In 1979 a Vancouver industrialist named Jim Pattison began acquiring many of the third level carriers on the BC Pacific coast, with the intention of creating a unified, regional airline called Air BC. He acquired Trans Provincial Airlines in May 1979, which became a subsidiary of Air BC. Although the other carriers acquired were merged into Air BC, and their aircraft painted in Air BC colours, Trans Provincial Airlines continued to operate under its own name, although C-FRNO was registered to Air BC Ltd on 14th May 1979. Air BC went on to become a successful regional airline insofar as its commuter aircraft operations were concerned, although the same did not happen for its bush aircraft. Over the years that followed, the bush operation was sold off, and Trans Provincial Airlines became an independent carrier again. C-FRNO was re-registered to Trans Provincial Airlines on 2nd June 1988.

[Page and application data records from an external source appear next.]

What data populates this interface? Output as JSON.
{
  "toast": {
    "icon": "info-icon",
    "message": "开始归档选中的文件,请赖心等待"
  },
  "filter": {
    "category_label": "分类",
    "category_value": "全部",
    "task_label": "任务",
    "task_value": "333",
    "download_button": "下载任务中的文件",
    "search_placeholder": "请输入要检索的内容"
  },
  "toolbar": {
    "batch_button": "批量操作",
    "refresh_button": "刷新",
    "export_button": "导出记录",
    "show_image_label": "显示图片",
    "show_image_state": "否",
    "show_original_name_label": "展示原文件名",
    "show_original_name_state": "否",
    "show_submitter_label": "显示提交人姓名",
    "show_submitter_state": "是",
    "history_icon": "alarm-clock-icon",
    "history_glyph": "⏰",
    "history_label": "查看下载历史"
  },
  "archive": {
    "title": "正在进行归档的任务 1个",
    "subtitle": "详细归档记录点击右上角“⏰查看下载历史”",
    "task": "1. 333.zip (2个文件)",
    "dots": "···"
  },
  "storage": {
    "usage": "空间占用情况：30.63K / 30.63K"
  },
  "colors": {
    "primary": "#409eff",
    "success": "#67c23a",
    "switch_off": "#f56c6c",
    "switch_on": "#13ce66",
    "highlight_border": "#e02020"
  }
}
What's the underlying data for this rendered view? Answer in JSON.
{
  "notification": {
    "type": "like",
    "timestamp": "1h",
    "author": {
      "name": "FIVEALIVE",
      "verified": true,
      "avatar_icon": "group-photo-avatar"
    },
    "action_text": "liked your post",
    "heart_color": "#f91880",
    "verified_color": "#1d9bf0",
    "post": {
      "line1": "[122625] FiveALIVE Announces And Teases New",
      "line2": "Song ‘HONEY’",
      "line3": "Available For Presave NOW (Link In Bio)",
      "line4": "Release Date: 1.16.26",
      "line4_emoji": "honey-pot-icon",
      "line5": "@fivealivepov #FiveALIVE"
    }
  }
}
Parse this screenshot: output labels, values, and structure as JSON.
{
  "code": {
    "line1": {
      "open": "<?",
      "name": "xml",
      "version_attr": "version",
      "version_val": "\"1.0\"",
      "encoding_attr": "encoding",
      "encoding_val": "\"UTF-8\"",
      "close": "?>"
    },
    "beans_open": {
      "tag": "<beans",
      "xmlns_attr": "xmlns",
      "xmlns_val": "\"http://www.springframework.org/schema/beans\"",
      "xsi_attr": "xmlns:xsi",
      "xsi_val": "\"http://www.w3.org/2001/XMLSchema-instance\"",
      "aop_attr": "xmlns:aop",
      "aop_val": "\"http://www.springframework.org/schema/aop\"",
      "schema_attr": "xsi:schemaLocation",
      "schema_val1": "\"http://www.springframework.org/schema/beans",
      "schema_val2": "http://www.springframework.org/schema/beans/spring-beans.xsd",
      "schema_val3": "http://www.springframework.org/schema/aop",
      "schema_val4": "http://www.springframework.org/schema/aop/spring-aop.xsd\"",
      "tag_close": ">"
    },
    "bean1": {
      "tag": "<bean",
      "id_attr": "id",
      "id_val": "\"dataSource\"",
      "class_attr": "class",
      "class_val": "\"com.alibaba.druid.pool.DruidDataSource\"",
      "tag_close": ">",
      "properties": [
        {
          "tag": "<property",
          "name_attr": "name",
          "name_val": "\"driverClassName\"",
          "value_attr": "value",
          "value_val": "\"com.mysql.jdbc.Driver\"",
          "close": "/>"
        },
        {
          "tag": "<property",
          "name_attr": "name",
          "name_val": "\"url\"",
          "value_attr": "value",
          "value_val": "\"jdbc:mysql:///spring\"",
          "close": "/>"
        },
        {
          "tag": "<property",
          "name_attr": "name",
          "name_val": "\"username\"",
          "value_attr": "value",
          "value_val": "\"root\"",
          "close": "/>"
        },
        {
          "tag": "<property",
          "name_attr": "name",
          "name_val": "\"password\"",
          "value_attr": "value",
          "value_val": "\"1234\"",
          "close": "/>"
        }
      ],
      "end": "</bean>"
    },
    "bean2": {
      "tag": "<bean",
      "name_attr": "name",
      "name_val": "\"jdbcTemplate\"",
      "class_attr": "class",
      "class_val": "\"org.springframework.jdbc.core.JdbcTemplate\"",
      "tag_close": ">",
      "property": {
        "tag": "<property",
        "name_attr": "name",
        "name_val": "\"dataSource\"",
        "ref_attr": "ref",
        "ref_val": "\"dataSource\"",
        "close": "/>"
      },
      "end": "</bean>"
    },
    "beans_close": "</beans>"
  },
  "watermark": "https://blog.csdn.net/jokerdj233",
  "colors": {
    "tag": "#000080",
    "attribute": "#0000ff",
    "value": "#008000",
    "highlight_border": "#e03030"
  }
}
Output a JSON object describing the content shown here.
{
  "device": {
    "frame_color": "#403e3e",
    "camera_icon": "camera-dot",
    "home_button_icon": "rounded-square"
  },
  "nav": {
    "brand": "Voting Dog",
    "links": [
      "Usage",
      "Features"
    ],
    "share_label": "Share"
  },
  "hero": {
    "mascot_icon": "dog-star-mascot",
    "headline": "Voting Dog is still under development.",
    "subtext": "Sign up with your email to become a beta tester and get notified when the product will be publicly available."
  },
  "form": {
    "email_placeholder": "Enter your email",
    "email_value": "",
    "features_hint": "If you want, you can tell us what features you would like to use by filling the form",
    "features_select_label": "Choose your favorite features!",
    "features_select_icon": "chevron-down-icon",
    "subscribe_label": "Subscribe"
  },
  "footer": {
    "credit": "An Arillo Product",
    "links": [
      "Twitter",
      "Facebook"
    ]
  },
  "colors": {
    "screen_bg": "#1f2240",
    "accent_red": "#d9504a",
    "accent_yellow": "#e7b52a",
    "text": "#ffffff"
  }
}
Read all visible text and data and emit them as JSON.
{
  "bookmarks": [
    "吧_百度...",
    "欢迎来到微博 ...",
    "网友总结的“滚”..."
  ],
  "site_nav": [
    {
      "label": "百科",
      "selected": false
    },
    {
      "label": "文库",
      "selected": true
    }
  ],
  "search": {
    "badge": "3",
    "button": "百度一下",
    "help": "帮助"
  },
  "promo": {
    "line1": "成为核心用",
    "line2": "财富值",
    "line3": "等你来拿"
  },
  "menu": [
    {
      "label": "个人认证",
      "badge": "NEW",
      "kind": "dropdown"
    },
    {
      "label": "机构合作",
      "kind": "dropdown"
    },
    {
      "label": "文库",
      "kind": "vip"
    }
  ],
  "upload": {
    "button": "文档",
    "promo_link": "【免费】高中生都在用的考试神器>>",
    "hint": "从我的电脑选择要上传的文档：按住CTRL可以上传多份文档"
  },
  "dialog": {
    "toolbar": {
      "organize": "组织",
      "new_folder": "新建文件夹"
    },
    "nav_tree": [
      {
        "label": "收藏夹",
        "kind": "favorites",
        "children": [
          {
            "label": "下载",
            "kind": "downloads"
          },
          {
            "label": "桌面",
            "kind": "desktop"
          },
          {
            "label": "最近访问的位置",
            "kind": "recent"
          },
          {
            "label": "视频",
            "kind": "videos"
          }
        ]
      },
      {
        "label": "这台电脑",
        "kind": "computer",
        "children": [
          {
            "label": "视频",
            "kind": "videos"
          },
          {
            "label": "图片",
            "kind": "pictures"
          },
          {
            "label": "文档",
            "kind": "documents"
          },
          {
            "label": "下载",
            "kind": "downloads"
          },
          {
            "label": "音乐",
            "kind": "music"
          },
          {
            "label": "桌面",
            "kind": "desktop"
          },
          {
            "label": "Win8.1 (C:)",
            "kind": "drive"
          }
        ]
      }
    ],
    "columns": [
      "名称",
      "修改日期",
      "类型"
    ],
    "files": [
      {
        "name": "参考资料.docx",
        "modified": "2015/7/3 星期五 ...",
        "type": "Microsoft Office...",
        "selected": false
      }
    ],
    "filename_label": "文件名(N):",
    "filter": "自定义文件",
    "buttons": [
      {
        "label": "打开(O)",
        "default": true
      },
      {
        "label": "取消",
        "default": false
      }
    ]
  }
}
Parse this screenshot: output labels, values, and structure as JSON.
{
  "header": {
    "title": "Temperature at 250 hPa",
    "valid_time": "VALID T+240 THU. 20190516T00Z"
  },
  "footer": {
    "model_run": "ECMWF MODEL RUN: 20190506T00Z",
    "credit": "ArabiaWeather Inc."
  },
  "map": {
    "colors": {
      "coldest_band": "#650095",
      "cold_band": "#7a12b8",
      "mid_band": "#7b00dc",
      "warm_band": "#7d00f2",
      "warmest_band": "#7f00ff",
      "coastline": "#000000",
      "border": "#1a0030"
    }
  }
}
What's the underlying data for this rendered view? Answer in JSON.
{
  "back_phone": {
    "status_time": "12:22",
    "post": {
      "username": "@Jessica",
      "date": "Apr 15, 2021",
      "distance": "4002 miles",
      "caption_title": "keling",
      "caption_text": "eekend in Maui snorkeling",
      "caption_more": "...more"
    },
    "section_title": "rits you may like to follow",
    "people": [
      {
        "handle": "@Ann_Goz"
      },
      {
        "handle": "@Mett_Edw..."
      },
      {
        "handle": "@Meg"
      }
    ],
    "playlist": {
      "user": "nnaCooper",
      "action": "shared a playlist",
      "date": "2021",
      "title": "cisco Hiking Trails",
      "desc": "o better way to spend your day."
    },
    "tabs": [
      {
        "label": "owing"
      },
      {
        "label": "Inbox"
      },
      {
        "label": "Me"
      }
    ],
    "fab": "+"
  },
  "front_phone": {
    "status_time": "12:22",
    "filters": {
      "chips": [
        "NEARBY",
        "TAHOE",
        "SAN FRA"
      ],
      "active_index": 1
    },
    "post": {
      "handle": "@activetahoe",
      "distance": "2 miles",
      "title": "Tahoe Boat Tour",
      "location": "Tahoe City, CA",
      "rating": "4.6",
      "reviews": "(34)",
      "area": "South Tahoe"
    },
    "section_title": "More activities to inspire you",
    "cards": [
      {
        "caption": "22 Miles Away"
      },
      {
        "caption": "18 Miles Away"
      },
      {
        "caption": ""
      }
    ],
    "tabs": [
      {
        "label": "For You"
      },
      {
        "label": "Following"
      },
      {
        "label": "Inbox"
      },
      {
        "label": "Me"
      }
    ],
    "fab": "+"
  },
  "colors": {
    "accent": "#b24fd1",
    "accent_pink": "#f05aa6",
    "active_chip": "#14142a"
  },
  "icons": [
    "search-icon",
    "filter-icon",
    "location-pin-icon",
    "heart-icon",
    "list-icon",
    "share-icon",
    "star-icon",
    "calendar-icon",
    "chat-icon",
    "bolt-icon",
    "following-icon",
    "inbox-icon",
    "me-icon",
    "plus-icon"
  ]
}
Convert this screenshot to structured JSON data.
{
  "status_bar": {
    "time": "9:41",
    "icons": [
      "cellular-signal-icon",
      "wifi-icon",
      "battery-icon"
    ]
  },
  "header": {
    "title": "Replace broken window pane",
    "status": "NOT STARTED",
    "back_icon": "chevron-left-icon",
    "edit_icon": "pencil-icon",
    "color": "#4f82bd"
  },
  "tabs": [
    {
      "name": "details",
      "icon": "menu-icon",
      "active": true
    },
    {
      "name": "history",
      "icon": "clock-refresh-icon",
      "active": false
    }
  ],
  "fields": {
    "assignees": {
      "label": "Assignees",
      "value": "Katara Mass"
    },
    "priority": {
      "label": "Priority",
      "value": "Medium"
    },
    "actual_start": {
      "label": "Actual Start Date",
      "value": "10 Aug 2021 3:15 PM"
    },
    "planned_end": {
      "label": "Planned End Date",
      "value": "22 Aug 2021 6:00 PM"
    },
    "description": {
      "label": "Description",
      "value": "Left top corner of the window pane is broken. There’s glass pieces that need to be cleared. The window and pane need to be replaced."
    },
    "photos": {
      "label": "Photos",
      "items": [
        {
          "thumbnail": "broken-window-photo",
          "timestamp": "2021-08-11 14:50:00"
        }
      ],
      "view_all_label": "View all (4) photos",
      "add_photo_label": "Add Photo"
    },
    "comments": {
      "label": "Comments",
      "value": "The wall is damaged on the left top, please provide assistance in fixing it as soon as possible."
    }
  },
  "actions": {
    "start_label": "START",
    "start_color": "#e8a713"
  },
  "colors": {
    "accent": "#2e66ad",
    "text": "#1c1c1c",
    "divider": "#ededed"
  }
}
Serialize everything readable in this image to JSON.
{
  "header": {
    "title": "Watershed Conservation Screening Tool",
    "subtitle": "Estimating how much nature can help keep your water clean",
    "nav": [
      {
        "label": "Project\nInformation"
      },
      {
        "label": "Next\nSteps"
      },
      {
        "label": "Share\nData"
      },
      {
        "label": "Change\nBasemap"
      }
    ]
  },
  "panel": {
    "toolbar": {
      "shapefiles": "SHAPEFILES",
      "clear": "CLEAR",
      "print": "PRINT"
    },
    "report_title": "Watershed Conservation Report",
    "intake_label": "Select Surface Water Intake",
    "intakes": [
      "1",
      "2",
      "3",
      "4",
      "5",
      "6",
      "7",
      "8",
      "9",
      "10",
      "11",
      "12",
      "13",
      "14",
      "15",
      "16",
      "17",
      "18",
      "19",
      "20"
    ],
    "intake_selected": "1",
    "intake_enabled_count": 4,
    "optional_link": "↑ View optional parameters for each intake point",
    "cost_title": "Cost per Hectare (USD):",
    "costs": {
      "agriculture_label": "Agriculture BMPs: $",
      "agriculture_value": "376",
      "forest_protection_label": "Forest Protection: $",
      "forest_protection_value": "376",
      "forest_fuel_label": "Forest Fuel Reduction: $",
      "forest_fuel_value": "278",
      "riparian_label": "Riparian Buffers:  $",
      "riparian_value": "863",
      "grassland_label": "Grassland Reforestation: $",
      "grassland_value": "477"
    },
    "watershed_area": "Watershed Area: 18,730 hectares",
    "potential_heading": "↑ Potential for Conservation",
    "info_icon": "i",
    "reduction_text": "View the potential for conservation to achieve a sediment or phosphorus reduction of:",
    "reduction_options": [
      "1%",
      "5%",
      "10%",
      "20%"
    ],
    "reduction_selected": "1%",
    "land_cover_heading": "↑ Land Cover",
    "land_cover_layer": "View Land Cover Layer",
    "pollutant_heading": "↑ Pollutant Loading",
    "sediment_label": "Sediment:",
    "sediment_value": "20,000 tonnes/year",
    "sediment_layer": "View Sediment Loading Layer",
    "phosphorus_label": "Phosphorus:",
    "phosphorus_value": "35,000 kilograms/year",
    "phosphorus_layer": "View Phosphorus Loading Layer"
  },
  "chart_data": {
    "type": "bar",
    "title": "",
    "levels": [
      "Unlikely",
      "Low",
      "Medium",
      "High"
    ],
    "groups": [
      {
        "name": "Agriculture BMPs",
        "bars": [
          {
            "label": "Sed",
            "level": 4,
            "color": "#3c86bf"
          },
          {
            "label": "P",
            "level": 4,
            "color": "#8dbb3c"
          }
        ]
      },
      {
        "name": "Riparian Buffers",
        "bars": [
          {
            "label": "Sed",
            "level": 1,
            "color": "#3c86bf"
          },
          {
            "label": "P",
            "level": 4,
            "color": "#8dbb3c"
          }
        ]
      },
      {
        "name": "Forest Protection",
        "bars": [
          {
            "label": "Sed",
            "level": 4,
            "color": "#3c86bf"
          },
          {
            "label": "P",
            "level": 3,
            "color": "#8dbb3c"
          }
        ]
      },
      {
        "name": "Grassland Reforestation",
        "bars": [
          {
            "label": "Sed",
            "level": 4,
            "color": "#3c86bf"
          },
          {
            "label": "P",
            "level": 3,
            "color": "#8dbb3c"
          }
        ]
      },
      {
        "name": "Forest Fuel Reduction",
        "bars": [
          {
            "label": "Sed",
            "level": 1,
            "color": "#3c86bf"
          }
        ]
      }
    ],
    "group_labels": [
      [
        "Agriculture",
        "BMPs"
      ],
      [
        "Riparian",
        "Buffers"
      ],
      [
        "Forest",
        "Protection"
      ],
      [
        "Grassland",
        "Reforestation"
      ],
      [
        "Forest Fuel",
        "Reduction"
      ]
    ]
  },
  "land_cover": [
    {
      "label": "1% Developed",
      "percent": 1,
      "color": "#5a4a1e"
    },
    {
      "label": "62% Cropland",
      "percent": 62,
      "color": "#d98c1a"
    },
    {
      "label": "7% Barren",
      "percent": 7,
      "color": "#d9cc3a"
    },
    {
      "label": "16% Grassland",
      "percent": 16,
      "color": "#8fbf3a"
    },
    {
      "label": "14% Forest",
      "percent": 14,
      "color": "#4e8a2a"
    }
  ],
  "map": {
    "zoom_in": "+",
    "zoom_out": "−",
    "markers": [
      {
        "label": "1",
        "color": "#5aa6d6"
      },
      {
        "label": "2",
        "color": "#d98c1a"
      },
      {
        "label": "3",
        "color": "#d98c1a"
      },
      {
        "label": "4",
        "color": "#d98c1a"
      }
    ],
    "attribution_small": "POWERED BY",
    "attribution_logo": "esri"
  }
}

All the while C-FRNO continued to fly from its Prince Rupert base, painted in Trans Provincial colour scheme. There were a number of minor mishaps. On 9th August 1987 the main gear collapsed on landing at Prince Rupert. Usually however the Otter was flown on floats from the Seal Cove seaplane base at Prince Rupert. On 13th September 1988 while in cruise flight the engine failed and the Otter was landed on a small, un-named lake. On 24th September '88, following a power interruption, the pilot force-landed on Skidegate Lake, BC and on 18th July '89, ten minutes after departing Sandspit on the Queen Charlotte Islands the engine began to run rough and a precautionary landing was made. On 20th August 1991, when reaching cruise altitude two miles west of Rose Harbour BC the engine lost power and the pilot landed back on the water. A cylinder head was found to be cracked at the rocker arm housing.
C-FRNO continued in the service of Trans Provincial Airlines until the company ceased trading and went into receivership on 19th March 1993. On that day, it had a total time of 19,683 hours on the airframe. It was sold to Harbour Air Ltd of Vancouver, to whom it was registered on 13th May 1993 and repainted in their attractive yellow and white colour scheme. Harbour Air took over Trans Provincial's Prince Rupert operation, so C-FRNO remained based at Seal Cove seaplane base at Prince Rupert, continuing its service to the northern BC communities. On 12th June 1995, eight miles north of Prince Rupert, the float equipped Otter developed a rough-running engine en route to Port Simpson and the crew made a precautionary landing on a lake.
Another incident was recorded on 18th November 2000. RNO was in cruise flight en route from Seal Cove to Hartley Bay when the engine lost power due to cylinder failure. The pilot performed a precautionary landing on the Oona River near Gibson Island. The Otter was taxied on the water to the dock without further problems, escorted by local boats to ensure safety. On 5th September 2001 the Otter was en route from Port Simpson to Seal Cove when the pilot noted a decrease in engine power and completed a precautionary landing onto Georgetown Lake, fifteen miles north-west of Prince Rupert. The company dispatched other aircraft to collect the passengers and a maintenance team to fix the Otter, which had a cracked cylinder. Shortly after this incident, RNO was ferried south to the Harbour Air maintenance base at the Vancouver International Airport where during November/December 2001 it was converted to a turbine Vazar DHC-3T Otter, joining the company's turbine Otter fleet.
History courtesy of Karl E. Hayes from DHC-3 Otter: A History (2005).